● **What the exercise asks**
Print out each entry below exactly; do not carry over any image.

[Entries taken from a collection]

=-=-=-=-=

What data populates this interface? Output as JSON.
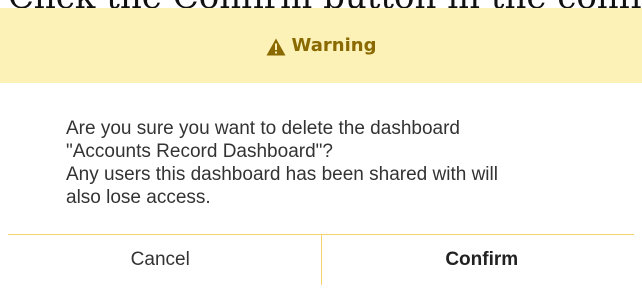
{
  "instruction": "Click the Confirm button in the confirm",
  "dialog": {
    "header_title": "Warning",
    "header_icon": "warning-triangle-icon",
    "accent_color": "#fcf2b8",
    "message_line1": "Are you sure you want to delete the dashboard",
    "message_line2": "\"Accounts Record Dashboard\"?",
    "message_line3": "Any users this dashboard has been shared with will",
    "message_line4": "also lose access.",
    "cancel_label": "Cancel",
    "confirm_label": "Confirm"
  }
}
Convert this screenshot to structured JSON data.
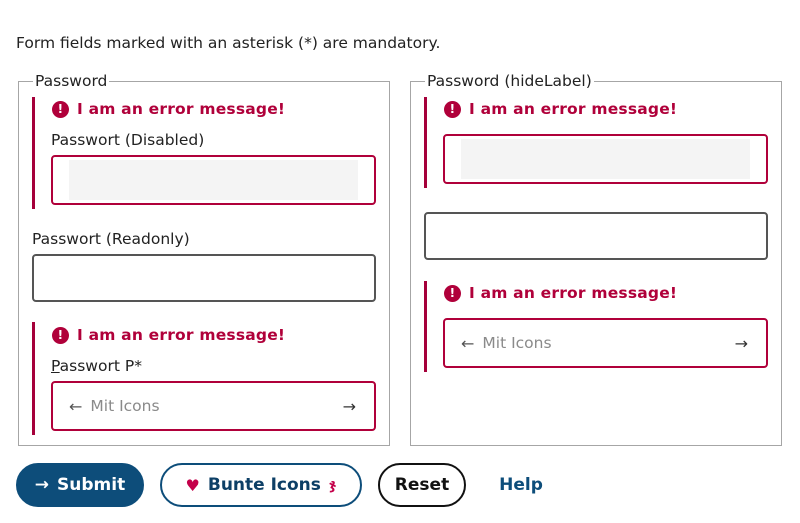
{
  "intro": "Form fields marked with an asterisk (*) are mandatory.",
  "left": {
    "legend": "Password",
    "error1": "I am an error message!",
    "disabled_label": "Passwort (Disabled)",
    "readonly_label": "Passwort (Readonly)",
    "error2": "I am an error message!",
    "p_label_first": "P",
    "p_label_rest": "asswort P",
    "p_required": "*",
    "icons_placeholder": "Mit Icons"
  },
  "right": {
    "legend": "Password (hideLabel)",
    "error1": "I am an error message!",
    "error2": "I am an error message!",
    "icons_placeholder": "Mit Icons"
  },
  "buttons": {
    "submit": "Submit",
    "bunte": "Bunte Icons",
    "reset": "Reset",
    "help": "Help"
  },
  "icons": {
    "error": "!",
    "arrow_left": "←",
    "arrow_right": "→",
    "heart": "♥",
    "squirrel": "ჯ"
  },
  "colors": {
    "error": "#b0003a",
    "primary": "#0d4d7a"
  }
}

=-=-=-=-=

● **Response**
What data populates this interface? Output as JSON.
{
  "instruction": "Click the Confirm button in the confirm",
  "dialog": {
    "header_title": "Warning",
    "header_icon": "warning-triangle-icon",
    "accent_color": "#fcf2b8",
    "message_line1": "Are you sure you want to delete the dashboard",
    "message_line2": "\"Accounts Record Dashboard\"?",
    "message_line3": "Any users this dashboard has been shared with will",
    "message_line4": "also lose access.",
    "cancel_label": "Cancel",
    "confirm_label": "Confirm"
  }
}
Convert this screenshot to structured JSON data.
{
  "intro": "Form fields marked with an asterisk (*) are mandatory.",
  "left": {
    "legend": "Password",
    "error1": "I am an error message!",
    "disabled_label": "Passwort (Disabled)",
    "readonly_label": "Passwort (Readonly)",
    "error2": "I am an error message!",
    "p_label_first": "P",
    "p_label_rest": "asswort P",
    "p_required": "*",
    "icons_placeholder": "Mit Icons"
  },
  "right": {
    "legend": "Password (hideLabel)",
    "error1": "I am an error message!",
    "error2": "I am an error message!",
    "icons_placeholder": "Mit Icons"
  },
  "buttons": {
    "submit": "Submit",
    "bunte": "Bunte Icons",
    "reset": "Reset",
    "help": "Help"
  },
  "icons": {
    "error": "!",
    "arrow_left": "←",
    "arrow_right": "→",
    "heart": "♥",
    "squirrel": "ჯ"
  },
  "colors": {
    "error": "#b0003a",
    "primary": "#0d4d7a"
  }
}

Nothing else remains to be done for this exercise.